» **INPUT RECORDS**

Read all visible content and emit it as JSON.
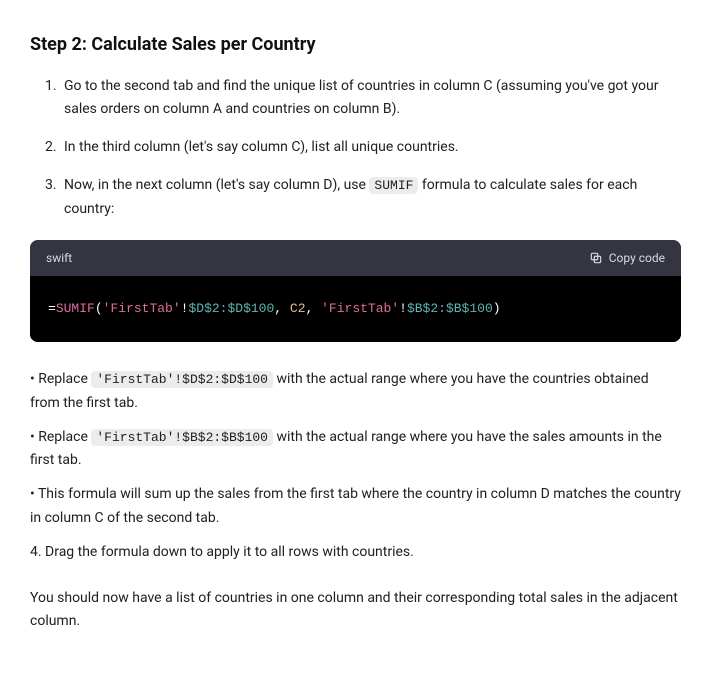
{
  "heading": "Step 2: Calculate Sales per Country",
  "steps": [
    "Go to the second tab and find the unique list of countries in column C (assuming you've got your sales orders on column A and countries on column B).",
    "In the third column (let's say column C), list all unique countries.",
    "Now, in the next column (let's say column D), use "
  ],
  "step3_code": "SUMIF",
  "step3_suffix": " formula to calculate sales for each country:",
  "codeblock": {
    "language": "swift",
    "copy_label": "Copy code",
    "tokens": {
      "t0": "=",
      "t1": "SUMIF",
      "t2": "(",
      "t3": "'FirstTab'",
      "t4": "!",
      "t5": "$D$2:$D$100",
      "t6": ", ",
      "t7": "C2",
      "t8": ", ",
      "t9": "'FirstTab'",
      "t10": "!",
      "t11": "$B$2:$B$100",
      "t12": ")"
    }
  },
  "notes": {
    "n1_prefix": "Replace ",
    "n1_code": "'FirstTab'!$D$2:$D$100",
    "n1_suffix": " with the actual range where you have the countries obtained from the first tab.",
    "n2_prefix": "Replace ",
    "n2_code": "'FirstTab'!$B$2:$B$100",
    "n2_suffix": " with the actual range where you have the sales amounts in the first tab.",
    "n3": "This formula will sum up the sales from the first tab where the country in column D matches the country in column C of the second tab.",
    "n4": "4. Drag the formula down to apply it to all rows with countries."
  },
  "closing": "You should now have a list of countries in one column and their corresponding total sales in the adjacent column."
}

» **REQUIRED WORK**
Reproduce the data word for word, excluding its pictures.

» **ANSWER TO THIS PROBLEM**
Read all visible content and emit it as JSON.
{
  "heading": "Step 2: Calculate Sales per Country",
  "steps": [
    "Go to the second tab and find the unique list of countries in column C (assuming you've got your sales orders on column A and countries on column B).",
    "In the third column (let's say column C), list all unique countries.",
    "Now, in the next column (let's say column D), use "
  ],
  "step3_code": "SUMIF",
  "step3_suffix": " formula to calculate sales for each country:",
  "codeblock": {
    "language": "swift",
    "copy_label": "Copy code",
    "tokens": {
      "t0": "=",
      "t1": "SUMIF",
      "t2": "(",
      "t3": "'FirstTab'",
      "t4": "!",
      "t5": "$D$2:$D$100",
      "t6": ", ",
      "t7": "C2",
      "t8": ", ",
      "t9": "'FirstTab'",
      "t10": "!",
      "t11": "$B$2:$B$100",
      "t12": ")"
    }
  },
  "notes": {
    "n1_prefix": "Replace ",
    "n1_code": "'FirstTab'!$D$2:$D$100",
    "n1_suffix": " with the actual range where you have the countries obtained from the first tab.",
    "n2_prefix": "Replace ",
    "n2_code": "'FirstTab'!$B$2:$B$100",
    "n2_suffix": " with the actual range where you have the sales amounts in the first tab.",
    "n3": "This formula will sum up the sales from the first tab where the country in column D matches the country in column C of the second tab.",
    "n4": "4. Drag the formula down to apply it to all rows with countries."
  },
  "closing": "You should now have a list of countries in one column and their corresponding total sales in the adjacent column."
}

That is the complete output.